(What the task asks): Write the whole listing out again, word for word.

(Records to process):
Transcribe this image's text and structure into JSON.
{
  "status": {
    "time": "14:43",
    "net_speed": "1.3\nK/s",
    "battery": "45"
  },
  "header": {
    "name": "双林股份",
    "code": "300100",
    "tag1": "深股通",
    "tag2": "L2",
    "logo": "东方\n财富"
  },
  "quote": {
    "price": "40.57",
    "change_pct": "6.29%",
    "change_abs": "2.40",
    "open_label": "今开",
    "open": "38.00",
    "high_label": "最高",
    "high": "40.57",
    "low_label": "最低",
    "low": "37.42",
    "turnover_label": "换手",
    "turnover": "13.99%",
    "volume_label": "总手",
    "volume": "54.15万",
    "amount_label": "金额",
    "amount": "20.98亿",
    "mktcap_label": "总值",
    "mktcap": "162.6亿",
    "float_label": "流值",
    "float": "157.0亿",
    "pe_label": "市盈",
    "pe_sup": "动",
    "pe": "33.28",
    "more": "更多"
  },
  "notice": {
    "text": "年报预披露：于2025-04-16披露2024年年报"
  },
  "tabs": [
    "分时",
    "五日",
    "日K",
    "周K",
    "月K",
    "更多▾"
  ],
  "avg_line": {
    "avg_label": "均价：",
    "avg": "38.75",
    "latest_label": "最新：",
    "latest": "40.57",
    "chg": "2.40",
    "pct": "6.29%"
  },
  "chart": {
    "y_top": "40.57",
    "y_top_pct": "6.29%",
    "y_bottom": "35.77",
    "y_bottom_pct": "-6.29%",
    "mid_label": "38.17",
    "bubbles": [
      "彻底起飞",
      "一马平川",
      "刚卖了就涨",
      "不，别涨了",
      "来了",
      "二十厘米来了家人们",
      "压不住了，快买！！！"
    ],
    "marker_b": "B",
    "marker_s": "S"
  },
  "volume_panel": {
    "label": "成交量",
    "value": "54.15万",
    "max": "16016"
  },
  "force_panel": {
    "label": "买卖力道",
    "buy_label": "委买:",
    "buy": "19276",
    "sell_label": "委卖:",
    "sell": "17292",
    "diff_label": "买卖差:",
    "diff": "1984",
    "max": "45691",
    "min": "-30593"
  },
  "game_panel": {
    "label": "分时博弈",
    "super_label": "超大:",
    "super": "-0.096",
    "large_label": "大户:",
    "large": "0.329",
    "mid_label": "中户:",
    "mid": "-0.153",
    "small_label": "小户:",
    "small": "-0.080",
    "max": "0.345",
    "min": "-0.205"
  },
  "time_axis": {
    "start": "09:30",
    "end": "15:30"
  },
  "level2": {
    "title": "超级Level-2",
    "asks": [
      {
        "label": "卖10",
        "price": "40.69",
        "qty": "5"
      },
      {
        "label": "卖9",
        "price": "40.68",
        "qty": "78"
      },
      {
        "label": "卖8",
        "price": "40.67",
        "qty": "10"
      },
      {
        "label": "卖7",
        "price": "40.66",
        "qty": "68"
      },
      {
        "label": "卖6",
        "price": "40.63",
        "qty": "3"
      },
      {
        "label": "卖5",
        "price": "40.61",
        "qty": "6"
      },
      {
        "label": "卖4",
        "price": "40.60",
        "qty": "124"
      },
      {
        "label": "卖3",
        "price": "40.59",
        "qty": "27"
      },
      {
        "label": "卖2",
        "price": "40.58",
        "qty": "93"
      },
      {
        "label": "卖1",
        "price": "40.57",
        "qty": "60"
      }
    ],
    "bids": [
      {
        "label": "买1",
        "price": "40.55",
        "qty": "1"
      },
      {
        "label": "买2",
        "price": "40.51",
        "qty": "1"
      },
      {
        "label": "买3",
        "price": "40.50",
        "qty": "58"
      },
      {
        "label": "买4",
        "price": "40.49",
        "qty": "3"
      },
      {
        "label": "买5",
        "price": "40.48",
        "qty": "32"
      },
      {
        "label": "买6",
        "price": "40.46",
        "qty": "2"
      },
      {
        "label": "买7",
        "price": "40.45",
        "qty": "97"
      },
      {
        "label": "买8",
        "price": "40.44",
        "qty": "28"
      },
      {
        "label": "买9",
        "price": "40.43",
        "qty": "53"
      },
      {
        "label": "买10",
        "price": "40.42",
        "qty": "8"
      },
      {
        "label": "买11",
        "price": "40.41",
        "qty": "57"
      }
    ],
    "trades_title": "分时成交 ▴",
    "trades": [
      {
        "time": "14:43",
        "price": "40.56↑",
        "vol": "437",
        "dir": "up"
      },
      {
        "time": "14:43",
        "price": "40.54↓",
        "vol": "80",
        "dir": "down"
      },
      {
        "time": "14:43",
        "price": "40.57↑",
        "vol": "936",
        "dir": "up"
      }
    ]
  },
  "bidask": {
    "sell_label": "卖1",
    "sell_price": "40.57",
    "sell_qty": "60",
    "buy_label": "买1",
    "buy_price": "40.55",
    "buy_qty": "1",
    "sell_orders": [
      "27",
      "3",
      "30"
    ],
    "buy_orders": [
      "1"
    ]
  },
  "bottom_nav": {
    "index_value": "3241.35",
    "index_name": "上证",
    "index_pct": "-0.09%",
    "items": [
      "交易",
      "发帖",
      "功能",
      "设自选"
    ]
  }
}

(Written solution):
Transcribe this image's text and structure into JSON.
{
  "status": {
    "time": "14:43",
    "net_speed": "1.3\nK/s",
    "battery": "45"
  },
  "header": {
    "name": "双林股份",
    "code": "300100",
    "tag1": "深股通",
    "tag2": "L2",
    "logo": "东方\n财富"
  },
  "quote": {
    "price": "40.57",
    "change_pct": "6.29%",
    "change_abs": "2.40",
    "open_label": "今开",
    "open": "38.00",
    "high_label": "最高",
    "high": "40.57",
    "low_label": "最低",
    "low": "37.42",
    "turnover_label": "换手",
    "turnover": "13.99%",
    "volume_label": "总手",
    "volume": "54.15万",
    "amount_label": "金额",
    "amount": "20.98亿",
    "mktcap_label": "总值",
    "mktcap": "162.6亿",
    "float_label": "流值",
    "float": "157.0亿",
    "pe_label": "市盈",
    "pe_sup": "动",
    "pe": "33.28",
    "more": "更多"
  },
  "notice": {
    "text": "年报预披露：于2025-04-16披露2024年年报"
  },
  "tabs": [
    "分时",
    "五日",
    "日K",
    "周K",
    "月K",
    "更多▾"
  ],
  "avg_line": {
    "avg_label": "均价：",
    "avg": "38.75",
    "latest_label": "最新：",
    "latest": "40.57",
    "chg": "2.40",
    "pct": "6.29%"
  },
  "chart": {
    "y_top": "40.57",
    "y_top_pct": "6.29%",
    "y_bottom": "35.77",
    "y_bottom_pct": "-6.29%",
    "mid_label": "38.17",
    "bubbles": [
      "彻底起飞",
      "一马平川",
      "刚卖了就涨",
      "不，别涨了",
      "来了",
      "二十厘米来了家人们",
      "压不住了，快买！！！"
    ],
    "marker_b": "B",
    "marker_s": "S"
  },
  "volume_panel": {
    "label": "成交量",
    "value": "54.15万",
    "max": "16016"
  },
  "force_panel": {
    "label": "买卖力道",
    "buy_label": "委买:",
    "buy": "19276",
    "sell_label": "委卖:",
    "sell": "17292",
    "diff_label": "买卖差:",
    "diff": "1984",
    "max": "45691",
    "min": "-30593"
  },
  "game_panel": {
    "label": "分时博弈",
    "super_label": "超大:",
    "super": "-0.096",
    "large_label": "大户:",
    "large": "0.329",
    "mid_label": "中户:",
    "mid": "-0.153",
    "small_label": "小户:",
    "small": "-0.080",
    "max": "0.345",
    "min": "-0.205"
  },
  "time_axis": {
    "start": "09:30",
    "end": "15:30"
  },
  "level2": {
    "title": "超级Level-2",
    "asks": [
      {
        "label": "卖10",
        "price": "40.69",
        "qty": "5"
      },
      {
        "label": "卖9",
        "price": "40.68",
        "qty": "78"
      },
      {
        "label": "卖8",
        "price": "40.67",
        "qty": "10"
      },
      {
        "label": "卖7",
        "price": "40.66",
        "qty": "68"
      },
      {
        "label": "卖6",
        "price": "40.63",
        "qty": "3"
      },
      {
        "label": "卖5",
        "price": "40.61",
        "qty": "6"
      },
      {
        "label": "卖4",
        "price": "40.60",
        "qty": "124"
      },
      {
        "label": "卖3",
        "price": "40.59",
        "qty": "27"
      },
      {
        "label": "卖2",
        "price": "40.58",
        "qty": "93"
      },
      {
        "label": "卖1",
        "price": "40.57",
        "qty": "60"
      }
    ],
    "bids": [
      {
        "label": "买1",
        "price": "40.55",
        "qty": "1"
      },
      {
        "label": "买2",
        "price": "40.51",
        "qty": "1"
      },
      {
        "label": "买3",
        "price": "40.50",
        "qty": "58"
      },
      {
        "label": "买4",
        "price": "40.49",
        "qty": "3"
      },
      {
        "label": "买5",
        "price": "40.48",
        "qty": "32"
      },
      {
        "label": "买6",
        "price": "40.46",
        "qty": "2"
      },
      {
        "label": "买7",
        "price": "40.45",
        "qty": "97"
      },
      {
        "label": "买8",
        "price": "40.44",
        "qty": "28"
      },
      {
        "label": "买9",
        "price": "40.43",
        "qty": "53"
      },
      {
        "label": "买10",
        "price": "40.42",
        "qty": "8"
      },
      {
        "label": "买11",
        "price": "40.41",
        "qty": "57"
      }
    ],
    "trades_title": "分时成交 ▴",
    "trades": [
      {
        "time": "14:43",
        "price": "40.56↑",
        "vol": "437",
        "dir": "up"
      },
      {
        "time": "14:43",
        "price": "40.54↓",
        "vol": "80",
        "dir": "down"
      },
      {
        "time": "14:43",
        "price": "40.57↑",
        "vol": "936",
        "dir": "up"
      }
    ]
  },
  "bidask": {
    "sell_label": "卖1",
    "sell_price": "40.57",
    "sell_qty": "60",
    "buy_label": "买1",
    "buy_price": "40.55",
    "buy_qty": "1",
    "sell_orders": [
      "27",
      "3",
      "30"
    ],
    "buy_orders": [
      "1"
    ]
  },
  "bottom_nav": {
    "index_value": "3241.35",
    "index_name": "上证",
    "index_pct": "-0.09%",
    "items": [
      "交易",
      "发帖",
      "功能",
      "设自选"
    ]
  }
}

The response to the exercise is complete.